--- Data ---
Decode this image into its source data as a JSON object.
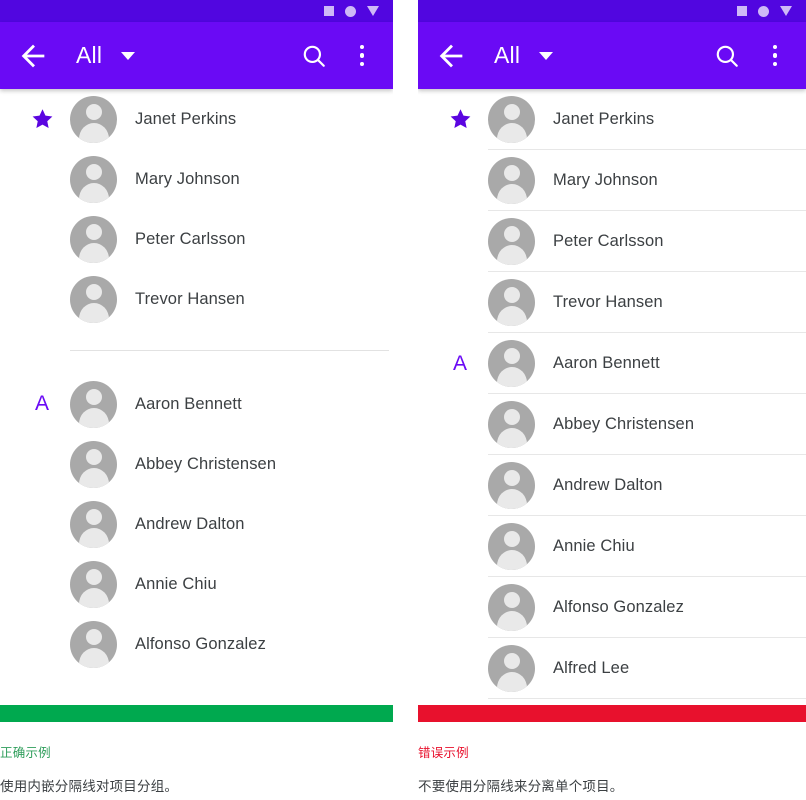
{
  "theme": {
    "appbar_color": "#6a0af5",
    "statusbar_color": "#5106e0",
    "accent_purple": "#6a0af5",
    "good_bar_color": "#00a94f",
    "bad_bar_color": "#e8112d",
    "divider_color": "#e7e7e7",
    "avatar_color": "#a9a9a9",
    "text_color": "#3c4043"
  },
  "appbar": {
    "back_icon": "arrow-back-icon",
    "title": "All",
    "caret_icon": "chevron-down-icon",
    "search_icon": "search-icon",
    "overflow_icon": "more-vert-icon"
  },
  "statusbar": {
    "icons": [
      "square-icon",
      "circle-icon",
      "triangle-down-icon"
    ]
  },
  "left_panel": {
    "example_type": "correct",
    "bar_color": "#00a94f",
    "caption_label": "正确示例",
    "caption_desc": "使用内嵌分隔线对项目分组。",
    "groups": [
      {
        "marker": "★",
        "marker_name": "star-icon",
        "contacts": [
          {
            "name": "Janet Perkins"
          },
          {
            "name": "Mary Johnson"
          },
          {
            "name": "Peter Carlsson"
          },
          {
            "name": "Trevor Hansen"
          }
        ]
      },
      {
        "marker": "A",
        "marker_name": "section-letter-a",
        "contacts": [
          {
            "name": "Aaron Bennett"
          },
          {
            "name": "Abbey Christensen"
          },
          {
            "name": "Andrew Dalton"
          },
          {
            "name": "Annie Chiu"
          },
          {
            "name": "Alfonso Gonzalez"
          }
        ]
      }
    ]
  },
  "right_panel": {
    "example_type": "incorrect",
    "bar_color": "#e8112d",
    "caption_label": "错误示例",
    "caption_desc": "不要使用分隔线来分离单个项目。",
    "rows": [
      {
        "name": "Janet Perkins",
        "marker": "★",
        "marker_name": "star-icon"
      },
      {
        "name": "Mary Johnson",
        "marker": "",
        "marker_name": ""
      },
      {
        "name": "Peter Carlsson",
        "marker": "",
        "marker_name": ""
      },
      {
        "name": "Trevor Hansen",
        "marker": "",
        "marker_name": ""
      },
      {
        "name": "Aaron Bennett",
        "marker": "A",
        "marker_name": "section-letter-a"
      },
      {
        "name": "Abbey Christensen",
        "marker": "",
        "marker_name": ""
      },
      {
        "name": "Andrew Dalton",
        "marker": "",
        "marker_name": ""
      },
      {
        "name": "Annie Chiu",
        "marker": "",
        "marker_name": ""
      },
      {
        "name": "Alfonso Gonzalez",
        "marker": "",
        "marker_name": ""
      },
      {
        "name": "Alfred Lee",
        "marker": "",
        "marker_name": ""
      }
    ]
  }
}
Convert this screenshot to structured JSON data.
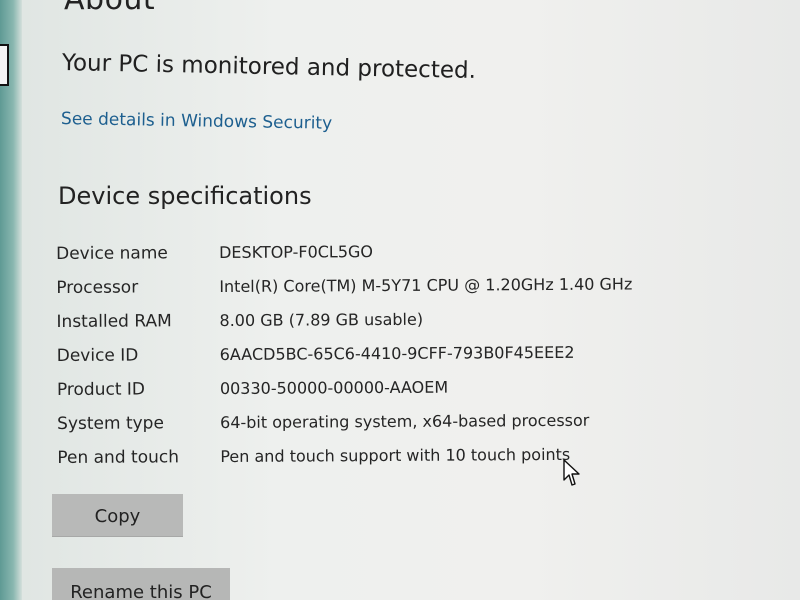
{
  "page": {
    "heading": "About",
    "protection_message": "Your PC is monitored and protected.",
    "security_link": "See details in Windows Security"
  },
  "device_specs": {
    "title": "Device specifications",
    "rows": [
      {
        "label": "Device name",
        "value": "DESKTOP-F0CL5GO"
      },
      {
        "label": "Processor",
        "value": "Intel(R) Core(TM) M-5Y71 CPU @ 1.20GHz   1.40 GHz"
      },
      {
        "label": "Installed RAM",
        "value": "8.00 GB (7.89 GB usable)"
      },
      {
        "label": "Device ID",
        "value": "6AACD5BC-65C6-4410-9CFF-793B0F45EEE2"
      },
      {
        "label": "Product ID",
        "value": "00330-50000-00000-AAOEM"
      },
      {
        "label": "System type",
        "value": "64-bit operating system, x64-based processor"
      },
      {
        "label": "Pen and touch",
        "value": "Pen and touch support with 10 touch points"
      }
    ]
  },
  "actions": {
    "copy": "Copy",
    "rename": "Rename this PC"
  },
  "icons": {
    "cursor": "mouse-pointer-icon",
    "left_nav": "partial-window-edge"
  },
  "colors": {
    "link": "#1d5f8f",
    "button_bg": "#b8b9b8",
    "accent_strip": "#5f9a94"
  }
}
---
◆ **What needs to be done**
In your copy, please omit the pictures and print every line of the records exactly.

◆ **Output of the exercise**
Decode this image into its source data as a JSON object.
{
  "theme": {
    "appbar_color": "#6a0af5",
    "statusbar_color": "#5106e0",
    "accent_purple": "#6a0af5",
    "good_bar_color": "#00a94f",
    "bad_bar_color": "#e8112d",
    "divider_color": "#e7e7e7",
    "avatar_color": "#a9a9a9",
    "text_color": "#3c4043"
  },
  "appbar": {
    "back_icon": "arrow-back-icon",
    "title": "All",
    "caret_icon": "chevron-down-icon",
    "search_icon": "search-icon",
    "overflow_icon": "more-vert-icon"
  },
  "statusbar": {
    "icons": [
      "square-icon",
      "circle-icon",
      "triangle-down-icon"
    ]
  },
  "left_panel": {
    "example_type": "correct",
    "bar_color": "#00a94f",
    "caption_label": "正确示例",
    "caption_desc": "使用内嵌分隔线对项目分组。",
    "groups": [
      {
        "marker": "★",
        "marker_name": "star-icon",
        "contacts": [
          {
            "name": "Janet Perkins"
          },
          {
            "name": "Mary Johnson"
          },
          {
            "name": "Peter Carlsson"
          },
          {
            "name": "Trevor Hansen"
          }
        ]
      },
      {
        "marker": "A",
        "marker_name": "section-letter-a",
        "contacts": [
          {
            "name": "Aaron Bennett"
          },
          {
            "name": "Abbey Christensen"
          },
          {
            "name": "Andrew Dalton"
          },
          {
            "name": "Annie Chiu"
          },
          {
            "name": "Alfonso Gonzalez"
          }
        ]
      }
    ]
  },
  "right_panel": {
    "example_type": "incorrect",
    "bar_color": "#e8112d",
    "caption_label": "错误示例",
    "caption_desc": "不要使用分隔线来分离单个项目。",
    "rows": [
      {
        "name": "Janet Perkins",
        "marker": "★",
        "marker_name": "star-icon"
      },
      {
        "name": "Mary Johnson",
        "marker": "",
        "marker_name": ""
      },
      {
        "name": "Peter Carlsson",
        "marker": "",
        "marker_name": ""
      },
      {
        "name": "Trevor Hansen",
        "marker": "",
        "marker_name": ""
      },
      {
        "name": "Aaron Bennett",
        "marker": "A",
        "marker_name": "section-letter-a"
      },
      {
        "name": "Abbey Christensen",
        "marker": "",
        "marker_name": ""
      },
      {
        "name": "Andrew Dalton",
        "marker": "",
        "marker_name": ""
      },
      {
        "name": "Annie Chiu",
        "marker": "",
        "marker_name": ""
      },
      {
        "name": "Alfonso Gonzalez",
        "marker": "",
        "marker_name": ""
      },
      {
        "name": "Alfred Lee",
        "marker": "",
        "marker_name": ""
      }
    ]
  }
}
Convert this screenshot to structured JSON data.
{
  "page": {
    "heading": "About",
    "protection_message": "Your PC is monitored and protected.",
    "security_link": "See details in Windows Security"
  },
  "device_specs": {
    "title": "Device specifications",
    "rows": [
      {
        "label": "Device name",
        "value": "DESKTOP-F0CL5GO"
      },
      {
        "label": "Processor",
        "value": "Intel(R) Core(TM) M-5Y71 CPU @ 1.20GHz   1.40 GHz"
      },
      {
        "label": "Installed RAM",
        "value": "8.00 GB (7.89 GB usable)"
      },
      {
        "label": "Device ID",
        "value": "6AACD5BC-65C6-4410-9CFF-793B0F45EEE2"
      },
      {
        "label": "Product ID",
        "value": "00330-50000-00000-AAOEM"
      },
      {
        "label": "System type",
        "value": "64-bit operating system, x64-based processor"
      },
      {
        "label": "Pen and touch",
        "value": "Pen and touch support with 10 touch points"
      }
    ]
  },
  "actions": {
    "copy": "Copy",
    "rename": "Rename this PC"
  },
  "icons": {
    "cursor": "mouse-pointer-icon",
    "left_nav": "partial-window-edge"
  },
  "colors": {
    "link": "#1d5f8f",
    "button_bg": "#b8b9b8",
    "accent_strip": "#5f9a94"
  }
}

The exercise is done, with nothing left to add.